Insult to injury, I can’t find a bingo category for this one.
Anyway. The Last Samurai, by Helen DeWitt. Apparently first published in 2000, I guess it started popping up again recently because it was put back into print. The gist is that it sent me running for the Cannonball FAQs to see at what point I could throw in the towel, but then it started to be a little less insufferable so I finished it. Not a good enough reason, as it turns out.
I found myself continually wondering if I was really that dumb or the book was really that pretentious and now that I’m googling it and seeing an overwhelming number of articles calling it a “masterpiece” and “the book of the century” … I’m still not sure. Sometimes people call something great so they don’t look stupid. I think. Fuck it.
Look, this is SO hard to get into. The style of the book feels deliberately difficult. Sometimes chapters have little breaks because the scene is over but not the chapter, you know, and it’s clearly indicated. DeWitt just blasts right past that nicety and starts you in a whole new direction just on the next line. And dialogue is all over the place, no quotation marks anywhere – multiple people speaking in the same paragraph, a single person speaking across multiple paragraphs, it’s impossible to track without seven colors of highlighter. Then in some places she uses & in place of “and” and stylizes it to end paragraphs so they read like this &
Like this &
Like this for all of a few lines &
Then it’s over.
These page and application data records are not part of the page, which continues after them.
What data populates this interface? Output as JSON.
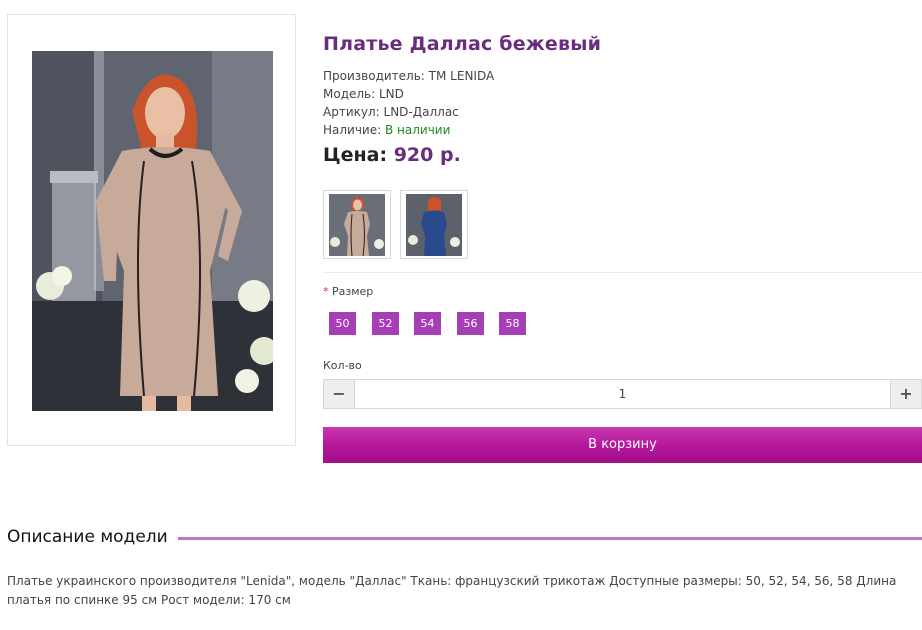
{
  "product": {
    "title": "Платье Даллас бежевый",
    "manufacturer_label": "Производитель:",
    "manufacturer": "TM LENIDA",
    "model_label": "Модель:",
    "model": "LND",
    "sku_label": "Артикул:",
    "sku": "LND-Даллас",
    "availability_label": "Наличие:",
    "availability": "В наличии",
    "price_label": "Цена:",
    "price": "920 р."
  },
  "options": {
    "size_required_mark": "*",
    "size_label": "Размер",
    "sizes": [
      "50",
      "52",
      "54",
      "56",
      "58"
    ]
  },
  "quantity": {
    "label": "Кол-во",
    "value": "1",
    "minus": "−",
    "plus": "+"
  },
  "cart_button": "В корзину",
  "description": {
    "heading": "Описание модели",
    "text": "Платье украинского производителя \"Lenida\", модель \"Даллас\" Ткань: французский трикотаж Доступные размеры: 50, 52, 54, 56, 58 Длина платья по спинке 95 см Рост модели: 170 см"
  },
  "colors": {
    "accent": "#6a2c7e",
    "size_button": "#a63fb5",
    "cart_button": "#b4169a",
    "in_stock": "#1e8a1e",
    "dress_beige": "#c7aa9a",
    "dress_blue": "#2a4a8c"
  }
}
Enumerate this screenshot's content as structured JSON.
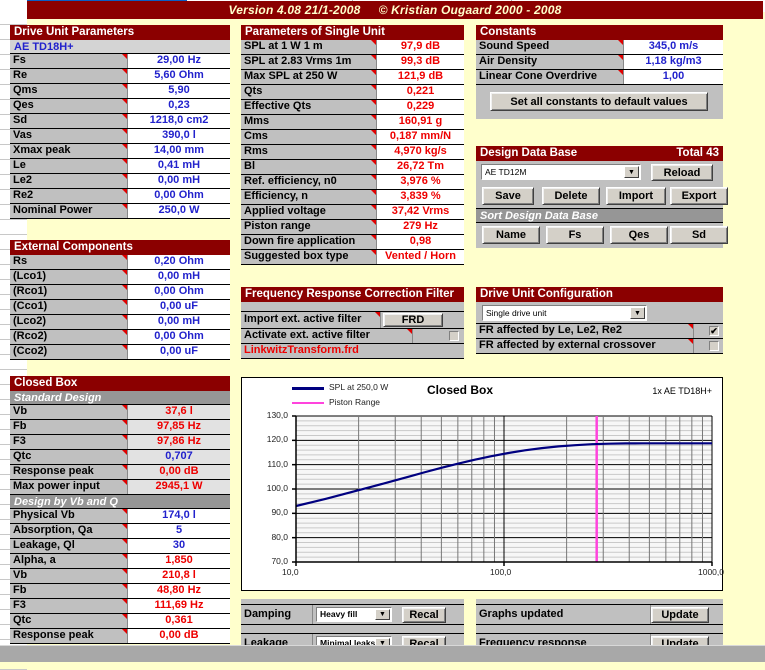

The book is about a boy genius and an author who clearly thinks she’s a genius and I was just driven so crazy by it. There are some interesting interactions between characters later in the book, and the Red Devlin is probably my favorite of the bunch, but I would have been better served parting ways far sooner.